I twitted that “restarting a long multi-screen level on death” and “limited lives” are examples of retro mechanics that should stay dead. I thought that I would expand a bit on what I meant.
In part, this is a corollary to my past writings on challenge and punishment. In my definition, challenge is when a task is difficult to accomplish because it requires a high amount of skill, ability, or experience. Punishment is when failing a task imposes a burden on the player, usually in the form of lost time.
In classic Nintendo games, the player typically has a set of 3 or so lives. When the player character dies, the player loses a life and the level restarts. If the player has no lives left, the game ends and the player must start over from the very beginning. Levels in this style are typically rather long, so that if the player character dies, the player must replay thirty seconds, a minute, or perhaps more in order to return to where she last reached.
This is punishment. The player’s failure is punished by having to start over. There’s also a certain amount of challenge that goes along with it; instead of “get through this level,” the player must “get through this level all in one life.” Still, I don’t think this is a good approach to take with regard to difficulty. Excessive punishment is frustrating, especially when it involves repeated playthroughs of the same content.
Limited lives provide the same problem, writ larger. Instead of playing the same level over and over, the player must play the entire game over and over. Some games provide the option to continue, where game over means the player is sent back to an arbitrary checkpoint, rather than the very beginning. This helps a bit, but is still annoying. Some games even have the audacity to limit the number of continues!
My perfect alternative to restarting a level on death: place checkpoints or respawn points frequently throughout the game, or allow the player to quicksave. If part of the challenge of the game is passing several obstacles in a row, place the checkpoints before and after each set of obstacles. Under no circumstances should players have to replay the exact same challenge they’ve already surpassed in order to progress.
Not good enough? Want to stop the dedicated but unskilled player who tries again and again on each challenge until she passes by coincidence? Create implicit checkpoints by using a health system. The player has X hit points, and getting hurt or otherwise failing removes one. Where you would otherwise provide checkpoints, have health-restoring items instead. By restoring Y hit points after each set of challenges, you are effectively giving the player Y attempts at each challenge. Depending on the values of X and Y, skilled players may be able to build up a buffer of hit points by beating challenges “under par,” while less skilled players will feel constantly challenged by their low hit points. If you use this approach, recognize that you’re likely to frustrate borderline players: those players who almost make it to the end of the level before dying, every damn time.
Limited lives are less defensible. They stem from a time when each “continue” required a quarter, and it was in the developer’s best interest to stop players from finishing a game. If you want to encourage players to fail less, attach a more “soft” punishment to failure.
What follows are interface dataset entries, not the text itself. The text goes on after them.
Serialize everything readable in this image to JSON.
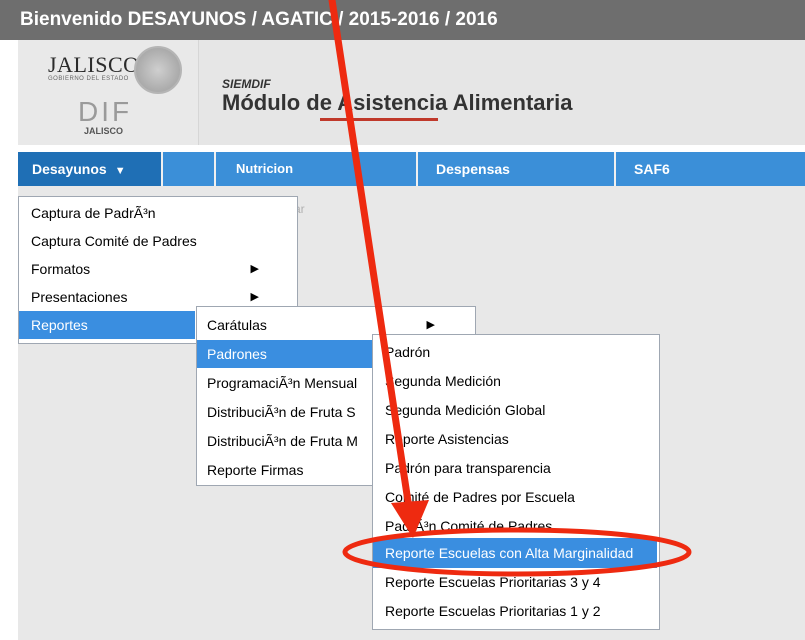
{
  "window": {
    "title": "Bienvenido DESAYUNOS / AGATIC / 2015-2016 / 2016"
  },
  "header": {
    "logo_jalisco": "JALISCO",
    "logo_gobierno": "GOBIERNO DEL ESTADO",
    "logo_dif": "DIF",
    "logo_dif_sub": "JALISCO",
    "siemdif": "SIEMDIF",
    "module_title": "Módulo de Asistencia Alimentaria"
  },
  "nav": {
    "tabs": [
      {
        "label": "Desayunos",
        "active": true
      },
      {
        "label": "Nutricion",
        "active": false
      },
      {
        "label": "Despensas",
        "active": false
      },
      {
        "label": "SAF6",
        "active": false
      }
    ],
    "faded_text": "ar"
  },
  "menu_level1": [
    {
      "label": "Captura de PadrÃ³n"
    },
    {
      "label": "Captura Comité de Padres"
    },
    {
      "label": "Formatos",
      "submenu": true
    },
    {
      "label": "Presentaciones",
      "submenu": true
    },
    {
      "label": "Reportes",
      "highlighted": true
    }
  ],
  "menu_level2": [
    {
      "label": "Carátulas",
      "submenu": true
    },
    {
      "label": "Padrones",
      "highlighted": true
    },
    {
      "label": "ProgramaciÃ³n Mensual"
    },
    {
      "label": "DistribuciÃ³n de Fruta S"
    },
    {
      "label": "DistribuciÃ³n de Fruta M"
    },
    {
      "label": "Reporte Firmas"
    }
  ],
  "menu_level3": [
    {
      "label": "Padrón"
    },
    {
      "label": "Segunda Medición"
    },
    {
      "label": "Segunda Medición Global"
    },
    {
      "label": "Reporte Asistencias"
    },
    {
      "label": "Padrón para transparencia"
    },
    {
      "label": "Comité de Padres por Escuela"
    },
    {
      "label": "PadrÃ³n Comité de Padres"
    },
    {
      "label": "Reporte Escuelas con Alta Marginalidad",
      "highlighted": true
    },
    {
      "label": "Reporte Escuelas Prioritarias 3 y 4"
    },
    {
      "label": "Reporte Escuelas Prioritarias 1 y 2"
    }
  ],
  "colors": {
    "titlebar": "#6e6e6e",
    "nav": "#3b8fd8",
    "highlight": "#3a8ee0",
    "annotation": "#ee2a10"
  },
  "icons": {
    "submenu_arrow": "triangle-right",
    "dropdown": "triangle-down"
  }
}
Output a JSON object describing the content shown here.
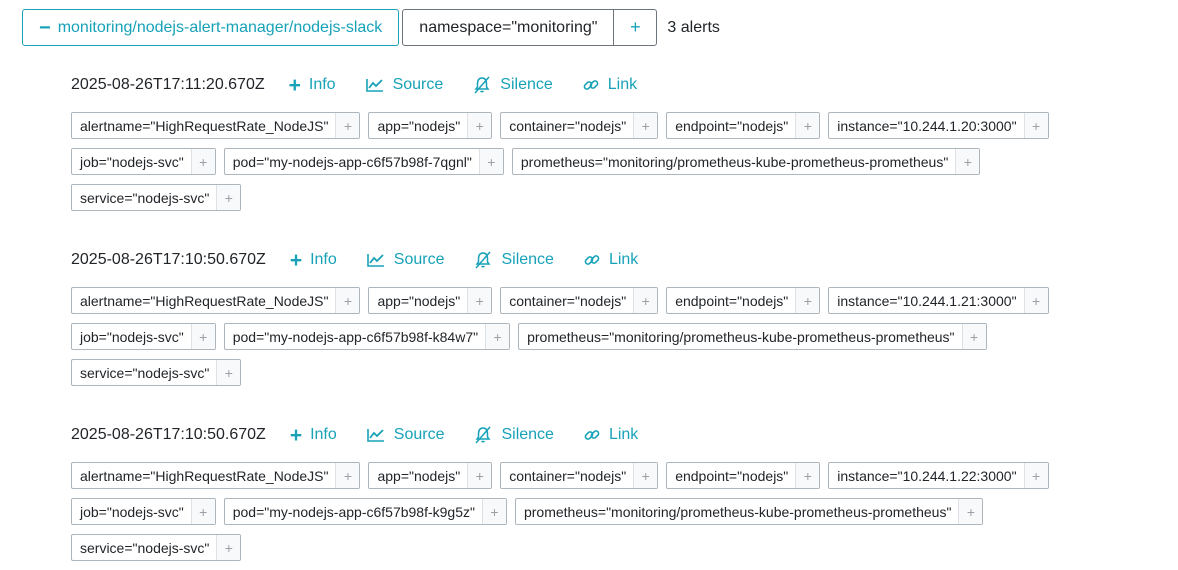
{
  "header": {
    "group_label": "monitoring/nodejs-alert-manager/nodejs-slack",
    "namespace_filter": "namespace=\"monitoring\"",
    "add_label": "+",
    "alert_count": "3 alerts"
  },
  "colors": {
    "accent": "#17a2b8",
    "text": "#212529",
    "border": "#adb5bd"
  },
  "actions": {
    "info": "Info",
    "source": "Source",
    "silence": "Silence",
    "link": "Link"
  },
  "alerts": [
    {
      "timestamp": "2025-08-26T17:11:20.670Z",
      "labels": [
        "alertname=\"HighRequestRate_NodeJS\"",
        "app=\"nodejs\"",
        "container=\"nodejs\"",
        "endpoint=\"nodejs\"",
        "instance=\"10.244.1.20:3000\"",
        "job=\"nodejs-svc\"",
        "pod=\"my-nodejs-app-c6f57b98f-7qgnl\"",
        "prometheus=\"monitoring/prometheus-kube-prometheus-prometheus\"",
        "service=\"nodejs-svc\""
      ]
    },
    {
      "timestamp": "2025-08-26T17:10:50.670Z",
      "labels": [
        "alertname=\"HighRequestRate_NodeJS\"",
        "app=\"nodejs\"",
        "container=\"nodejs\"",
        "endpoint=\"nodejs\"",
        "instance=\"10.244.1.21:3000\"",
        "job=\"nodejs-svc\"",
        "pod=\"my-nodejs-app-c6f57b98f-k84w7\"",
        "prometheus=\"monitoring/prometheus-kube-prometheus-prometheus\"",
        "service=\"nodejs-svc\""
      ]
    },
    {
      "timestamp": "2025-08-26T17:10:50.670Z",
      "labels": [
        "alertname=\"HighRequestRate_NodeJS\"",
        "app=\"nodejs\"",
        "container=\"nodejs\"",
        "endpoint=\"nodejs\"",
        "instance=\"10.244.1.22:3000\"",
        "job=\"nodejs-svc\"",
        "pod=\"my-nodejs-app-c6f57b98f-k9g5z\"",
        "prometheus=\"monitoring/prometheus-kube-prometheus-prometheus\"",
        "service=\"nodejs-svc\""
      ]
    }
  ]
}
Score players’ performance by giving them big red Fs if they use up too many deaths, or loudly declare how many deaths they’ve experienced and allow them to retry segments in order to reduce this number.
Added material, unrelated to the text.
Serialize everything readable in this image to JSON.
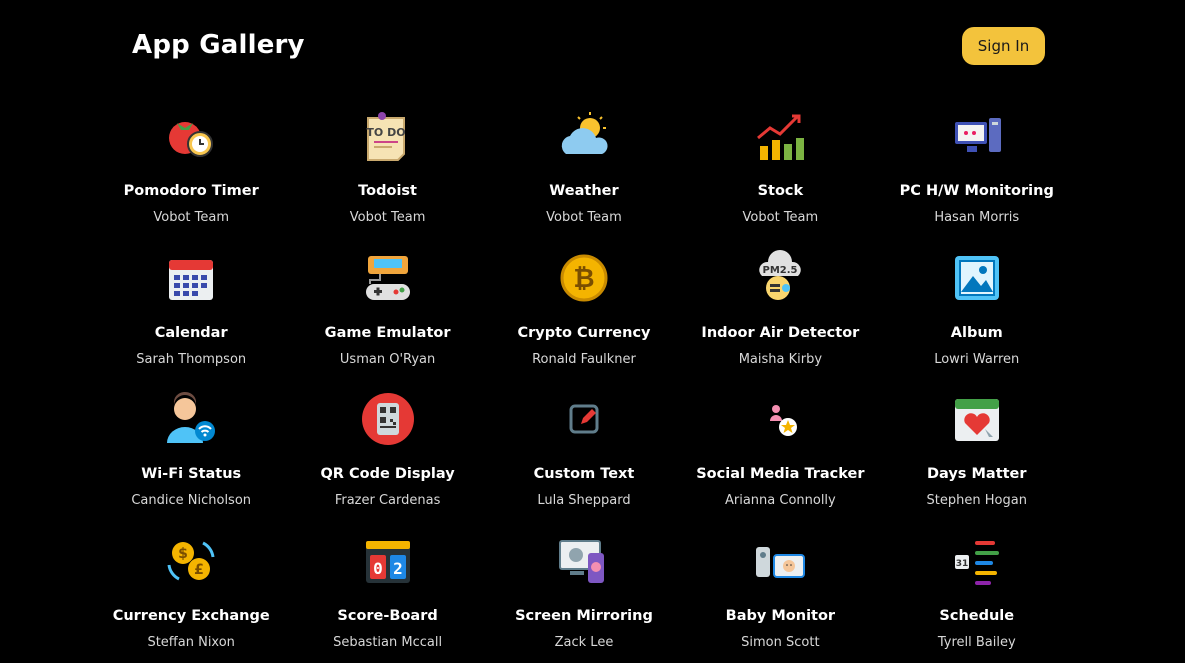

Stephen “increpare” Lavelle (half-jokingly?) demanded I offer five counter-examples before he found me credible. That’s a good proof of a law, I think. So, situations in which level-restarting and lives are okay:
- Rogue-likes, and other games with perma-death. If the player only has one life, and knows that going in, then she is prepared for a situation in which death really matters and the stakes are high. The frustration of punishment is tempered by a randomly-generated world, meaning that the player need never endlessly replay the same set of opening levels.
- Games or game modes played for competitive scoring. It’s perfectly fine to include limited lives when players’ primary goal is to set a high score. Games like this usually have a limited amount of different levels, anyway, so a player that gets an early game-over doesn’t miss out on a lot of content.
- Games in which progress persists across plays. Spelunky allows the player to accumulate money to open up shortcuts, and Super Crate Box unlocks new content as a reward for performance. These approaches give a sense of accomplishment and add variety for subsequent play-throughs.
- Games in which frustrating the player is one of the design goals. Are you trying to portray a frustrating, annoying situation? Do you want the player closing and deleting the game in disgust as part of the game’s message? By all means, limit their lives. This is a trick that only works a few times, though.
- Games which subvert these mechanics. What if dying and going to the beginning of the level is a shortcut, not a punishment? What if lives are currency, and the player must wager power against security? What if death is a way of “banking” experience points and upgrading the character, so that the player can replay the level with new abilities? In these cases, make sure to be aware of the annoyance of replaying identical content.
Do you disagree with my hatred of limited lives and level-restarting? Do you have a counterexample that I missed? Leave a comment and let me know.